Good to be back! Been a while I know, but sometimes, things just keep getting away. So here we are, the War of Independence, the Revolution! I think as things go, I’ll go year by year through the war up until 1781, then speed things up a bit again. In this episode, we take a look at a most pivotal year, 1776. Independence is declared, the army is fully engaged and the fighting is very real throughout the former colonies, now states. Grand news at podcast central, I’ll be getting the week between Christmas and New Year’s off, so hopefully more time spent on the podcast to come.
As Lorne Michaels once said, “The show doesn’t go on because it’s perfect it goes on because it’s 11:30.” And such it is as I watch Saturday Night Live that the podcast is going up. I was playing around with recording on my voice memo and editing with GarageBand. It didn’t go so well. I like the voice memo, but the editing was not…logical. Couldn’t make cuts like I wanted, no fade ins or fade outs. But before I got it back to my office and my other editing software, two more days would have passed. So let’s get to the revolution.
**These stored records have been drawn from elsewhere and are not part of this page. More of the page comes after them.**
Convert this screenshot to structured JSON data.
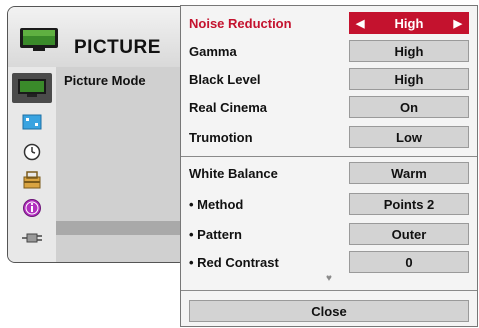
{
  "menu": {
    "title": "PICTURE",
    "picture_mode_label": "Picture Mode",
    "icons": [
      "tv-icon",
      "screen-icon",
      "clock-icon",
      "lock-icon",
      "info-icon",
      "plug-icon"
    ]
  },
  "settings": {
    "noise_reduction": {
      "label": "Noise Reduction",
      "value": "High"
    },
    "gamma": {
      "label": "Gamma",
      "value": "High"
    },
    "black_level": {
      "label": "Black Level",
      "value": "High"
    },
    "real_cinema": {
      "label": "Real Cinema",
      "value": "On"
    },
    "trumotion": {
      "label": "Trumotion",
      "value": "Low"
    },
    "white_balance": {
      "label": "White Balance",
      "value": "Warm"
    },
    "method": {
      "label": "• Method",
      "value": "Points 2"
    },
    "pattern": {
      "label": "• Pattern",
      "value": "Outer"
    },
    "red_contrast": {
      "label": "• Red Contrast",
      "value": "0"
    }
  },
  "more_indicator": "♥",
  "close_label": "Close",
  "colors": {
    "accent": "#c4122e",
    "value_box": "#d3d3d3",
    "panel": "#f4f4f4"
  }
}
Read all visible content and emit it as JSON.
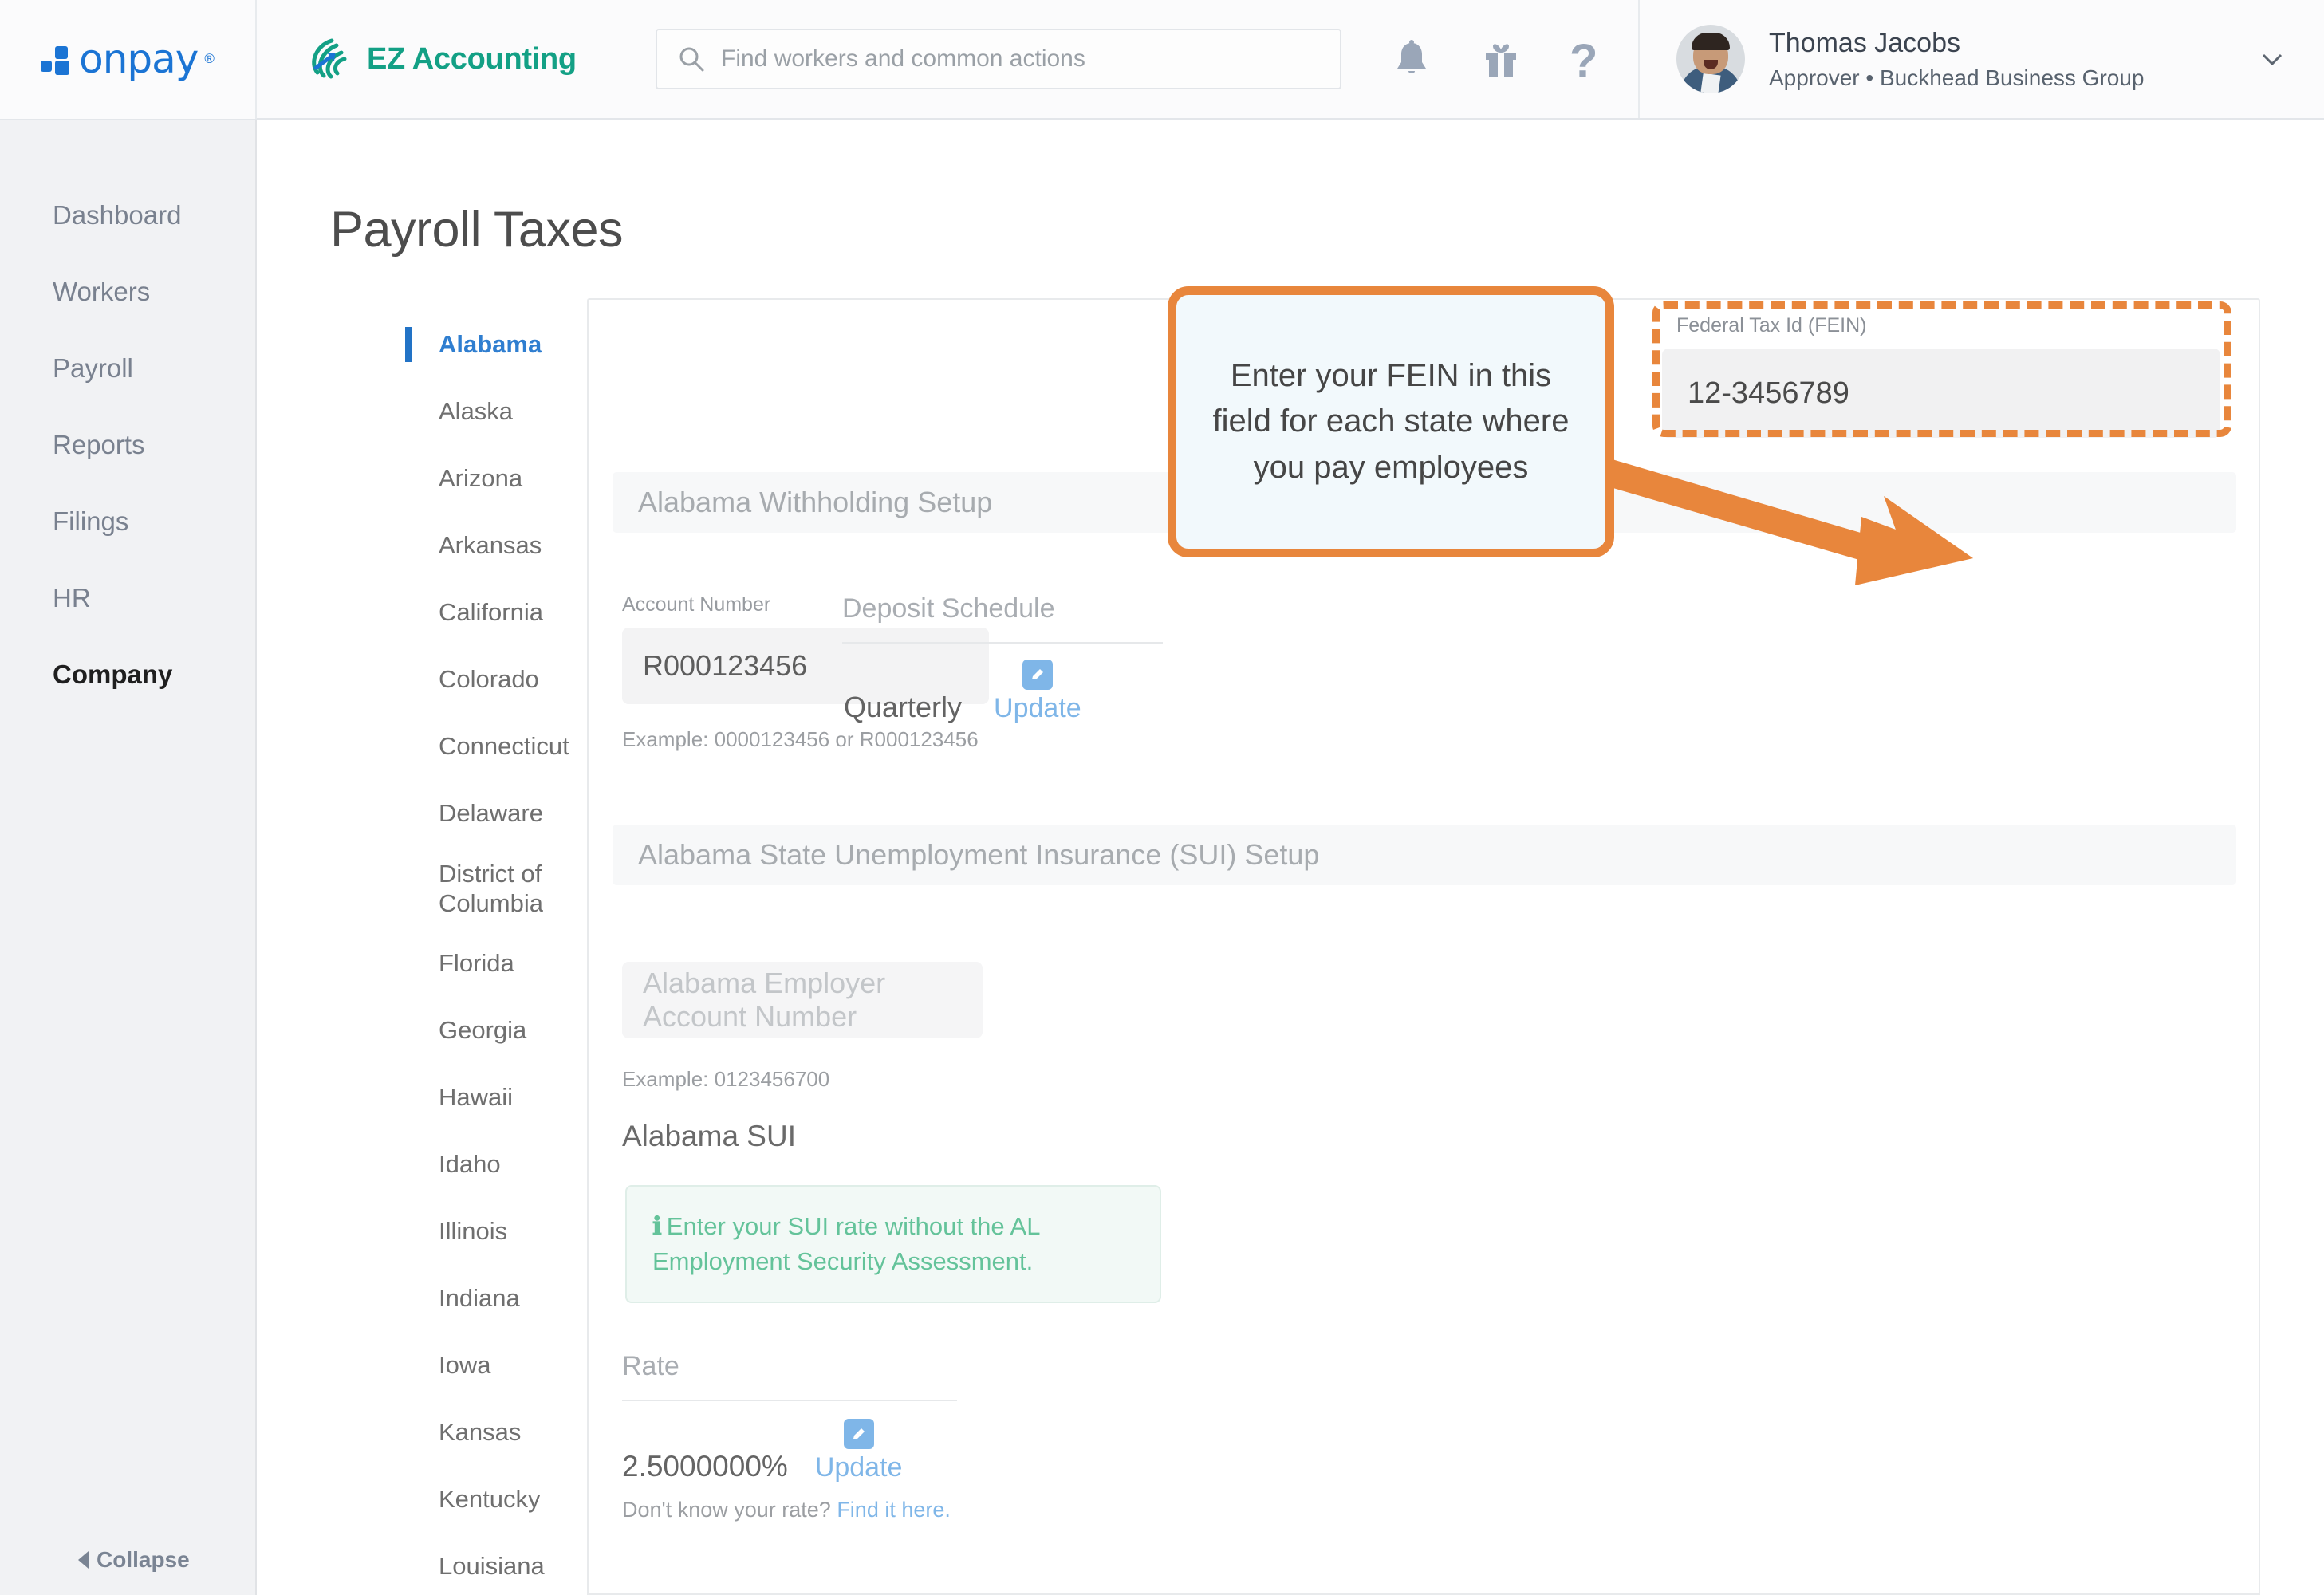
{
  "header": {
    "logo_text": "onpay",
    "logo_reg": "®",
    "partner_name": "EZ Accounting",
    "search_placeholder": "Find workers and common actions",
    "icons": [
      "bell-icon",
      "gift-icon",
      "help-icon"
    ],
    "user": {
      "name": "Thomas Jacobs",
      "role": "Approver • Buckhead Business Group"
    }
  },
  "sidebar": {
    "items": [
      {
        "label": "Dashboard",
        "active": false
      },
      {
        "label": "Workers",
        "active": false
      },
      {
        "label": "Payroll",
        "active": false
      },
      {
        "label": "Reports",
        "active": false
      },
      {
        "label": "Filings",
        "active": false
      },
      {
        "label": "HR",
        "active": false
      },
      {
        "label": "Company",
        "active": true
      }
    ],
    "collapse_label": "Collapse"
  },
  "main": {
    "page_title": "Payroll Taxes",
    "states": [
      {
        "label": "Alabama",
        "active": true
      },
      {
        "label": "Alaska",
        "active": false
      },
      {
        "label": "Arizona",
        "active": false
      },
      {
        "label": "Arkansas",
        "active": false
      },
      {
        "label": "California",
        "active": false
      },
      {
        "label": "Colorado",
        "active": false
      },
      {
        "label": "Connecticut",
        "active": false
      },
      {
        "label": "Delaware",
        "active": false
      },
      {
        "label": "District of Columbia",
        "active": false
      },
      {
        "label": "Florida",
        "active": false
      },
      {
        "label": "Georgia",
        "active": false
      },
      {
        "label": "Hawaii",
        "active": false
      },
      {
        "label": "Idaho",
        "active": false
      },
      {
        "label": "Illinois",
        "active": false
      },
      {
        "label": "Indiana",
        "active": false
      },
      {
        "label": "Iowa",
        "active": false
      },
      {
        "label": "Kansas",
        "active": false
      },
      {
        "label": "Kentucky",
        "active": false
      },
      {
        "label": "Louisiana",
        "active": false
      }
    ],
    "fein": {
      "label": "Federal Tax Id (FEIN)",
      "value": "12-3456789"
    },
    "withholding": {
      "section_title": "Alabama Withholding Setup",
      "account_number_label": "Account Number",
      "account_number_value": "R000123456",
      "example": "Example: 0000123456 or R000123456",
      "deposit_schedule_label": "Deposit Schedule",
      "deposit_schedule_value": "Quarterly",
      "update_label": "Update"
    },
    "sui": {
      "section_title": "Alabama State Unemployment Insurance (SUI) Setup",
      "account_placeholder": "Alabama Employer Account Number",
      "example": "Example: 0123456700",
      "subheading": "Alabama SUI",
      "info_text": "Enter your SUI rate without the AL Employment Security Assessment.",
      "rate_label": "Rate",
      "rate_value": "2.5000000%",
      "update_label": "Update",
      "footer_text": "Don't know your rate?",
      "footer_link": "Find it here."
    }
  },
  "callout": {
    "text": "Enter your FEIN in this field for each state where you pay employees",
    "border_color": "#e8863c",
    "fill_color": "#f2f9fc",
    "arrow_color": "#e8863c"
  },
  "colors": {
    "brand_blue": "#1b74d4",
    "partner_green": "#13a085",
    "accent_orange": "#e8863c",
    "link_blue": "#7fb6e8",
    "active_state_blue": "#2f7ed0",
    "info_green": "#64c39a"
  }
}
And that is where we are. The revolution is upon us! We ended last time at the Boston Tea Party. We end this cast at December 31, 1775 and a lot happens. Forgive the edits, but please enjoy the content.
Hello again! This episode takes us through the various attempts to tax tea on the colonies, all met with various means of resistance. The Boston Massacre, The Boston Tea Party and the activities of the Massachusetts legislature are all covered here. But thanks to the wonders of podcasting, some other areas are covered as well.
A quick audio note: In the constant pursuit of better sound, I tried a new mic, a snowflake, which is its nickname. You audiophiles out there probably know the proper name and specs. Sadly, I’m not pleased. Another trick to try on the next cast!
In this cast we continue on to 1776. Ten years prior an act, the Stamp Act would create a storm unlike anything seen in the colonies. When the crisis was over, things seemed to be back to normal, but in fact nothing would ever quite be the same.
The French and Indian War is over for the colonies and Great Britain is the big winner. But how to pay for it all? How to tend to it all? The British have the answers, or at least they think they do. After a major conflict with Native Americans, a new government in London sets the empire on a new course, designed to benefit all and organize the now massive holdings in North America. Also, trying something new: adding a few bumpers in there to break things up a bit. We’ll see.
Well here we are! The end of the French and Indian War. It is a bit of a longer cast, but not overwhelming, which is good. We see in this episode the fall of Montreal, the rise of King George III the fall of William Pitt and the rise of Great Britain to its preeminent role as global superpower. The ripples of this conflict will have a great impact on the rest of the eighteenth century, especially in North America.
Well, shoot. I’ve been radio silent for over a month. But back to the wilds of North America and the war that led to the War of Independence. In this episode, the tide definitely turns the British way. New commanders come and go under Pitt, but the Annus Mirabilis of 1759 sets the cities of the British Empire all a flutter. The French turn their attention to Europe, ultimately sealing the fate of their holdings, and citizens in North America.